= Prompt =
Produce a word-for-word copy of the data that follows, excluding images.

= Raw data =
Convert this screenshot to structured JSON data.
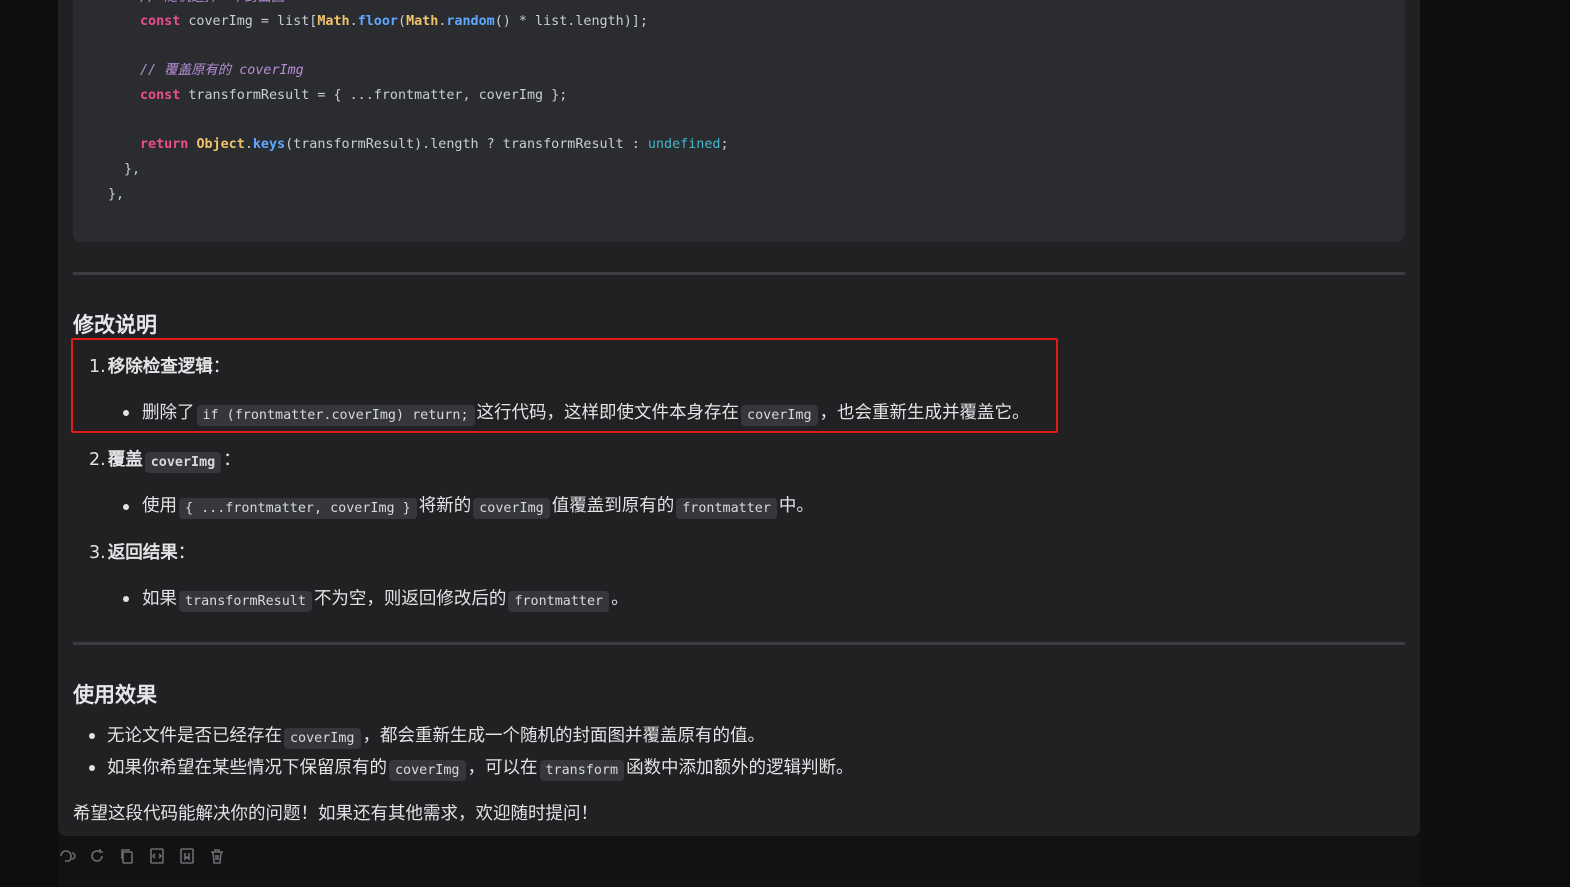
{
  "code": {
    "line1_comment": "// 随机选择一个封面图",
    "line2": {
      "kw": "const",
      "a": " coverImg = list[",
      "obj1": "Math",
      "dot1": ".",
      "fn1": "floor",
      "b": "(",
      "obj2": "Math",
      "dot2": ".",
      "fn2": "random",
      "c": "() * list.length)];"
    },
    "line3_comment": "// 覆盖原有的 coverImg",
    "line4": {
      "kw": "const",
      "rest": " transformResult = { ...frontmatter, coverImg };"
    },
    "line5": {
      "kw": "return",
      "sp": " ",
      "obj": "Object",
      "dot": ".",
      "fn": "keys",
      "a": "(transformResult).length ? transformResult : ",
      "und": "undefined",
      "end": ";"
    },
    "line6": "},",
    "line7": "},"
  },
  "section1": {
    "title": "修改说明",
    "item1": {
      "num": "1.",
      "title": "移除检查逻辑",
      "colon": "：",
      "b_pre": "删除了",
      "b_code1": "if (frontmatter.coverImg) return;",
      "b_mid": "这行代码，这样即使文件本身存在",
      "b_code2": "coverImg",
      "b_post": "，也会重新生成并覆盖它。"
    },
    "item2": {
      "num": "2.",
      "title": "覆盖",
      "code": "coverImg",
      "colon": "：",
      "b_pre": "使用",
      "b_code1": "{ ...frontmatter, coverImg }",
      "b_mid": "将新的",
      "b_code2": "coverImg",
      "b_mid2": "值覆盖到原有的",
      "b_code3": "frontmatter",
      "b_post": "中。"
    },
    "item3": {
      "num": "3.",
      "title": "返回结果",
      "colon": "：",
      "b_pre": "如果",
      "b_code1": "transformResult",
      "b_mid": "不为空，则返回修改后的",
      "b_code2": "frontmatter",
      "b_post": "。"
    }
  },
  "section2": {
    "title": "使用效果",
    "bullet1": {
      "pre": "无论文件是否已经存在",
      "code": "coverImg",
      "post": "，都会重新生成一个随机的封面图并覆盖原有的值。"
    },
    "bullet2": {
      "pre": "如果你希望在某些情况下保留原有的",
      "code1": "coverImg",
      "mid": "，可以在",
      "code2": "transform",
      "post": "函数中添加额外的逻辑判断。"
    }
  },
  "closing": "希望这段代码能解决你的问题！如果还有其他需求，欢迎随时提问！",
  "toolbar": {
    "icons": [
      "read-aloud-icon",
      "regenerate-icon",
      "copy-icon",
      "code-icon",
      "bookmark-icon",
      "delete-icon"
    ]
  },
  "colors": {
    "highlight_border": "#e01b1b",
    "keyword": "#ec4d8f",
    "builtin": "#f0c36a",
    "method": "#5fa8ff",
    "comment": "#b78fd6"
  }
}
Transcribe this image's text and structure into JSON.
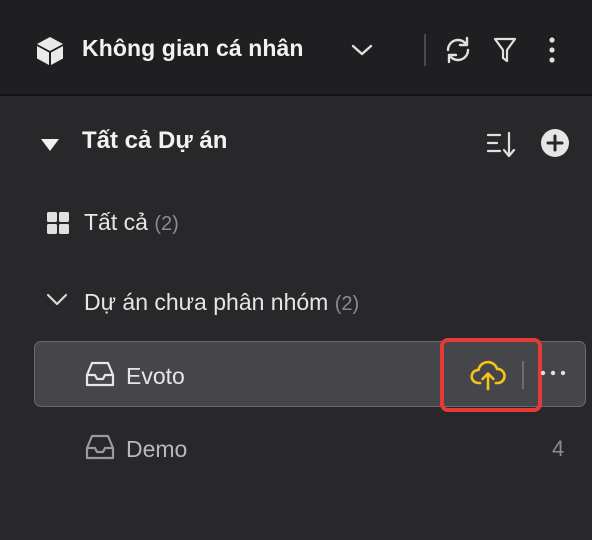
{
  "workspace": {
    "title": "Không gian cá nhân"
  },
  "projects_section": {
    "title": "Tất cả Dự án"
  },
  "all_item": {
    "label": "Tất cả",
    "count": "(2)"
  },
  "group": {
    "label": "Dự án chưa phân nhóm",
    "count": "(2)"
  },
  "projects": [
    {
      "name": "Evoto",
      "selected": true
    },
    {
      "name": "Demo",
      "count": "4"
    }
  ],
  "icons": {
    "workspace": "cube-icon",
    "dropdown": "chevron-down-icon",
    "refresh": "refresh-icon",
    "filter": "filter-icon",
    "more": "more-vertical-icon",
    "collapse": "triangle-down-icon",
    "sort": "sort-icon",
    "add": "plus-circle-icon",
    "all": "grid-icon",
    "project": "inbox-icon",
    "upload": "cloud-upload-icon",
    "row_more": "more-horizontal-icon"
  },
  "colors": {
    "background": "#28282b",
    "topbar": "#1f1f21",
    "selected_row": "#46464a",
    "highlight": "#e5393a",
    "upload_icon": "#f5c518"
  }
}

= Solution for this task =
Convert this screenshot to structured JSON data.
{
  "code": {
    "line1_comment": "// 随机选择一个封面图",
    "line2": {
      "kw": "const",
      "a": " coverImg = list[",
      "obj1": "Math",
      "dot1": ".",
      "fn1": "floor",
      "b": "(",
      "obj2": "Math",
      "dot2": ".",
      "fn2": "random",
      "c": "() * list.length)];"
    },
    "line3_comment": "// 覆盖原有的 coverImg",
    "line4": {
      "kw": "const",
      "rest": " transformResult = { ...frontmatter, coverImg };"
    },
    "line5": {
      "kw": "return",
      "sp": " ",
      "obj": "Object",
      "dot": ".",
      "fn": "keys",
      "a": "(transformResult).length ? transformResult : ",
      "und": "undefined",
      "end": ";"
    },
    "line6": "},",
    "line7": "},"
  },
  "section1": {
    "title": "修改说明",
    "item1": {
      "num": "1.",
      "title": "移除检查逻辑",
      "colon": "：",
      "b_pre": "删除了",
      "b_code1": "if (frontmatter.coverImg) return;",
      "b_mid": "这行代码，这样即使文件本身存在",
      "b_code2": "coverImg",
      "b_post": "，也会重新生成并覆盖它。"
    },
    "item2": {
      "num": "2.",
      "title": "覆盖",
      "code": "coverImg",
      "colon": "：",
      "b_pre": "使用",
      "b_code1": "{ ...frontmatter, coverImg }",
      "b_mid": "将新的",
      "b_code2": "coverImg",
      "b_mid2": "值覆盖到原有的",
      "b_code3": "frontmatter",
      "b_post": "中。"
    },
    "item3": {
      "num": "3.",
      "title": "返回结果",
      "colon": "：",
      "b_pre": "如果",
      "b_code1": "transformResult",
      "b_mid": "不为空，则返回修改后的",
      "b_code2": "frontmatter",
      "b_post": "。"
    }
  },
  "section2": {
    "title": "使用效果",
    "bullet1": {
      "pre": "无论文件是否已经存在",
      "code": "coverImg",
      "post": "，都会重新生成一个随机的封面图并覆盖原有的值。"
    },
    "bullet2": {
      "pre": "如果你希望在某些情况下保留原有的",
      "code1": "coverImg",
      "mid": "，可以在",
      "code2": "transform",
      "post": "函数中添加额外的逻辑判断。"
    }
  },
  "closing": "希望这段代码能解决你的问题！如果还有其他需求，欢迎随时提问！",
  "toolbar": {
    "icons": [
      "read-aloud-icon",
      "regenerate-icon",
      "copy-icon",
      "code-icon",
      "bookmark-icon",
      "delete-icon"
    ]
  },
  "colors": {
    "highlight_border": "#e01b1b",
    "keyword": "#ec4d8f",
    "builtin": "#f0c36a",
    "method": "#5fa8ff",
    "comment": "#b78fd6"
  }
}
Transcribe this image's text and structure into JSON.
{
  "workspace": {
    "title": "Không gian cá nhân"
  },
  "projects_section": {
    "title": "Tất cả Dự án"
  },
  "all_item": {
    "label": "Tất cả",
    "count": "(2)"
  },
  "group": {
    "label": "Dự án chưa phân nhóm",
    "count": "(2)"
  },
  "projects": [
    {
      "name": "Evoto",
      "selected": true
    },
    {
      "name": "Demo",
      "count": "4"
    }
  ],
  "icons": {
    "workspace": "cube-icon",
    "dropdown": "chevron-down-icon",
    "refresh": "refresh-icon",
    "filter": "filter-icon",
    "more": "more-vertical-icon",
    "collapse": "triangle-down-icon",
    "sort": "sort-icon",
    "add": "plus-circle-icon",
    "all": "grid-icon",
    "project": "inbox-icon",
    "upload": "cloud-upload-icon",
    "row_more": "more-horizontal-icon"
  },
  "colors": {
    "background": "#28282b",
    "topbar": "#1f1f21",
    "selected_row": "#46464a",
    "highlight": "#e5393a",
    "upload_icon": "#f5c518"
  }
}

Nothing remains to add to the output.